DATA ->
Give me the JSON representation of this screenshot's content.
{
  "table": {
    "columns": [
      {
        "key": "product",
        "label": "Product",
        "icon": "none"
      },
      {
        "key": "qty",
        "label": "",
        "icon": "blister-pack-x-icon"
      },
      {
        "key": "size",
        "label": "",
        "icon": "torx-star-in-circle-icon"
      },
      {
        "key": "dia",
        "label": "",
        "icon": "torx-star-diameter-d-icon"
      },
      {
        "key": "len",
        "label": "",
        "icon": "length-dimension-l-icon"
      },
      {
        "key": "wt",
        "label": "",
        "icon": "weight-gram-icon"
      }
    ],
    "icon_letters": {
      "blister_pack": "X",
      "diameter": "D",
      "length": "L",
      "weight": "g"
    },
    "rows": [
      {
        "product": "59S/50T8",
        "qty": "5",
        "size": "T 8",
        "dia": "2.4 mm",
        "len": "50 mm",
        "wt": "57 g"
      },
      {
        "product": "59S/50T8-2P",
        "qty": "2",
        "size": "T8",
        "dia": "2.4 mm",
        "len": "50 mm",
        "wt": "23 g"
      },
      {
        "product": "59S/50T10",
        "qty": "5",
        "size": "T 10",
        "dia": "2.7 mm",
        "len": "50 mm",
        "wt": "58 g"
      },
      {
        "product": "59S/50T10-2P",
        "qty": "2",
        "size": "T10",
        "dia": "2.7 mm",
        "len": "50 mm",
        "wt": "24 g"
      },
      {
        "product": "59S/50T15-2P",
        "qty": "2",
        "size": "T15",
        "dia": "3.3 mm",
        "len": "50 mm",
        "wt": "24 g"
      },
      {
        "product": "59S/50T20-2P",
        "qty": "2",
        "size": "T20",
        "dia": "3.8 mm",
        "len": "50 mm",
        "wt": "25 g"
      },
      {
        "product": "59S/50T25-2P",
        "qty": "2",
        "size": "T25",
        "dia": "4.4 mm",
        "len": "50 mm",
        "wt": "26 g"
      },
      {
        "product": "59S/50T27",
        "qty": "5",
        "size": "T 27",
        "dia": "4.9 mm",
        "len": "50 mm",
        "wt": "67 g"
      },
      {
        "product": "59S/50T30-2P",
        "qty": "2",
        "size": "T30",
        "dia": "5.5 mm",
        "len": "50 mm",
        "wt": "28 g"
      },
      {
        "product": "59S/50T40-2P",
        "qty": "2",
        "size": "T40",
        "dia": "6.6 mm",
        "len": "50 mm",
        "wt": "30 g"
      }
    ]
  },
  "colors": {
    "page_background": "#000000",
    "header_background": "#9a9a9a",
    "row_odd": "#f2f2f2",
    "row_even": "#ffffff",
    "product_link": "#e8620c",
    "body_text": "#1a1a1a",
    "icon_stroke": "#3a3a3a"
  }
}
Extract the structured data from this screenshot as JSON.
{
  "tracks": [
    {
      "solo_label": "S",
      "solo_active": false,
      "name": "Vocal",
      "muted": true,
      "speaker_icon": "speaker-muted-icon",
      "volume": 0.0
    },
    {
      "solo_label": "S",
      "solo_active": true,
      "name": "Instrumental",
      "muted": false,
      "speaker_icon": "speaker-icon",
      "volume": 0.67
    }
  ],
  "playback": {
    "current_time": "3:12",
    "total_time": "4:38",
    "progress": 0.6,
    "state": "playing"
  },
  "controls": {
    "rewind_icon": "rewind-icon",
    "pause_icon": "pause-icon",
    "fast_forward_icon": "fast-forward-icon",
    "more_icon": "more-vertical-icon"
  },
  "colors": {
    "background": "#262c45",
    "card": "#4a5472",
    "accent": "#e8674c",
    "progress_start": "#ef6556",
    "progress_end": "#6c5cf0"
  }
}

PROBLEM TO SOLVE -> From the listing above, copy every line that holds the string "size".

TASK RESULT ->
        "key": "size",
        "size": "T 8",
        "size": "T8",
        "size": "T 10",
        "size": "T10",
        "size": "T15",
        "size": "T20",
        "size": "T25",
        "size": "T 27",
        "size": "T30",
        "size": "T40",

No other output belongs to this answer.